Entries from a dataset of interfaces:
____________________
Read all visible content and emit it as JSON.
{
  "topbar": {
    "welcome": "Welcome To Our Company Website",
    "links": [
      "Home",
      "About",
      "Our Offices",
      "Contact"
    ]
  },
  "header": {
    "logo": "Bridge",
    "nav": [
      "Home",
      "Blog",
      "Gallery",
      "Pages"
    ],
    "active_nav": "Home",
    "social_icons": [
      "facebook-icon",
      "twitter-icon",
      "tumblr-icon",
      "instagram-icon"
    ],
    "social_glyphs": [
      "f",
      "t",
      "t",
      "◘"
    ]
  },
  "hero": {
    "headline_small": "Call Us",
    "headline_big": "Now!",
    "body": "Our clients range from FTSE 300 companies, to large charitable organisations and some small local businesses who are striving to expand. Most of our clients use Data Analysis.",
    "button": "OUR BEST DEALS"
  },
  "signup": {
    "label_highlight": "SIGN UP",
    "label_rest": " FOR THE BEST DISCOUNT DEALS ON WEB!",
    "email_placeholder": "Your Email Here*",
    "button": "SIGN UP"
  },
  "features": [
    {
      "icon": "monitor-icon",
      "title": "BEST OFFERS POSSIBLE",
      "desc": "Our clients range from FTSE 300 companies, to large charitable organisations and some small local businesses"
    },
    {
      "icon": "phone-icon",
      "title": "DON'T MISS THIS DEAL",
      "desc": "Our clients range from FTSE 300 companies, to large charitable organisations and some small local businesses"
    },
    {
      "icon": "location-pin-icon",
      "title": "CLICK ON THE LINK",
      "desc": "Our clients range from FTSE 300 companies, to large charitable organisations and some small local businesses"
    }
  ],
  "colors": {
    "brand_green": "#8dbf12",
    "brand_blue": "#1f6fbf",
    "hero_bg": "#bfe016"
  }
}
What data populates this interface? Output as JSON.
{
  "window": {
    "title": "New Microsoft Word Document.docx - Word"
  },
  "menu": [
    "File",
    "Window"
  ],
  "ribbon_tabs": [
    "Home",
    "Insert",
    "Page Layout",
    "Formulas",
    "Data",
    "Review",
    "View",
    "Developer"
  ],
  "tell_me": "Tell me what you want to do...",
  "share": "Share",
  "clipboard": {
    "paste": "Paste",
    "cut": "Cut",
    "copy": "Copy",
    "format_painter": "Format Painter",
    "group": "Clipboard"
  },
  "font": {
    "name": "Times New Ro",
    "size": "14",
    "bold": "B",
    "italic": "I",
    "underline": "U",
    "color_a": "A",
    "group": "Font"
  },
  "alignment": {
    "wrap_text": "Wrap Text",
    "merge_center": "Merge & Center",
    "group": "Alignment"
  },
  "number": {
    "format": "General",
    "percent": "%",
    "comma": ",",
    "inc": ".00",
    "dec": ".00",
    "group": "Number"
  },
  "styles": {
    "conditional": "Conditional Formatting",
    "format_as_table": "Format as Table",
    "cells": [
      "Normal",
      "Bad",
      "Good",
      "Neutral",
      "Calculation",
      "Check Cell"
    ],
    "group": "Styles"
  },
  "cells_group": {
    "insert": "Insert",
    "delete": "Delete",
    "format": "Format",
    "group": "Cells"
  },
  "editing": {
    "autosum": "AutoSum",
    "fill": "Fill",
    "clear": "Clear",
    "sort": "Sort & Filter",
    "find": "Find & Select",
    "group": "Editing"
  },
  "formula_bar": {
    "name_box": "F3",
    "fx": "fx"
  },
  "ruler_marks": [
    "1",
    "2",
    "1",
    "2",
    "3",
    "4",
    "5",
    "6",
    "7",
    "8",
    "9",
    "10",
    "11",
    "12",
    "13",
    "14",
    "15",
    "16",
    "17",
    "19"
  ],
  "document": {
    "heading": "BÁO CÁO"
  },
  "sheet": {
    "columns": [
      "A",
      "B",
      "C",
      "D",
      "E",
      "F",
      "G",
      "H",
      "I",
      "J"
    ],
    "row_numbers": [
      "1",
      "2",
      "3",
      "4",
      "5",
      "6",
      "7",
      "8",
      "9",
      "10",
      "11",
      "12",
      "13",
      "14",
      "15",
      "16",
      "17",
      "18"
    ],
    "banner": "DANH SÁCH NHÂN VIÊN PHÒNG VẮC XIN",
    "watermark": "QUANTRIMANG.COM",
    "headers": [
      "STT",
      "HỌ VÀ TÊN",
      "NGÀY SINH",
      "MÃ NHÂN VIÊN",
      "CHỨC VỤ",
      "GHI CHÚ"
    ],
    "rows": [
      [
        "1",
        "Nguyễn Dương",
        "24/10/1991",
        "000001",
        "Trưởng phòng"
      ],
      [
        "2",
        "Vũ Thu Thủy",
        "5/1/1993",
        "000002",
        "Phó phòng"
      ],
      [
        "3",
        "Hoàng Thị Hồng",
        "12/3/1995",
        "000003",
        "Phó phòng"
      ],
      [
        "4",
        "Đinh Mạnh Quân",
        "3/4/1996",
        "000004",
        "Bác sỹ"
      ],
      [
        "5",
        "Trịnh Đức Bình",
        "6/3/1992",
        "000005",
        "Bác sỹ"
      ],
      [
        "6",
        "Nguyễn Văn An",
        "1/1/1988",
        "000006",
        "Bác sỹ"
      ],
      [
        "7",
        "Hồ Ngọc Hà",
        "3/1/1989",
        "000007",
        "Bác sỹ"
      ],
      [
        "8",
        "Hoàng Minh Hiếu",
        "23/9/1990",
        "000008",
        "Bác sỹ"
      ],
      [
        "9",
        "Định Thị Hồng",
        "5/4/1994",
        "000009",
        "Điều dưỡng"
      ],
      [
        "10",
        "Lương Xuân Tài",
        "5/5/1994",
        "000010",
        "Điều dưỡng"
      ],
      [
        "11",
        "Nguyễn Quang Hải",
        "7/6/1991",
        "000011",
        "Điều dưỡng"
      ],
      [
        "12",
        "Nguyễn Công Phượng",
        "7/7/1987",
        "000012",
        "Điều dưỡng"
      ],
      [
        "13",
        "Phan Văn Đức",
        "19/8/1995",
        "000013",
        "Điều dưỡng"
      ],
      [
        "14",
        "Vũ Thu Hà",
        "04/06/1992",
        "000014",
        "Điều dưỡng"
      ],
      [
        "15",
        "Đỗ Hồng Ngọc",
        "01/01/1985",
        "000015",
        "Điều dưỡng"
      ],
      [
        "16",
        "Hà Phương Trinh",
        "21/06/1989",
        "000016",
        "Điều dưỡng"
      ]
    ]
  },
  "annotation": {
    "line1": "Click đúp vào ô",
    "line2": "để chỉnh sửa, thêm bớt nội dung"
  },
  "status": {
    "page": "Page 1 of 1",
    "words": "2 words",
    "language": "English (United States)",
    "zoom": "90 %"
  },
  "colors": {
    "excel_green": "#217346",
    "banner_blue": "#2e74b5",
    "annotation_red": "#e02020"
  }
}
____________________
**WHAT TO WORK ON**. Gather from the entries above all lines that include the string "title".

**SOLUTION FOR THIS TASK**.
      "title": "BEST OFFERS POSSIBLE",
      "title": "DON'T MISS THIS DEAL",
      "title": "CLICK ON THE LINK",
    "title": "New Microsoft Word Document.docx - Word"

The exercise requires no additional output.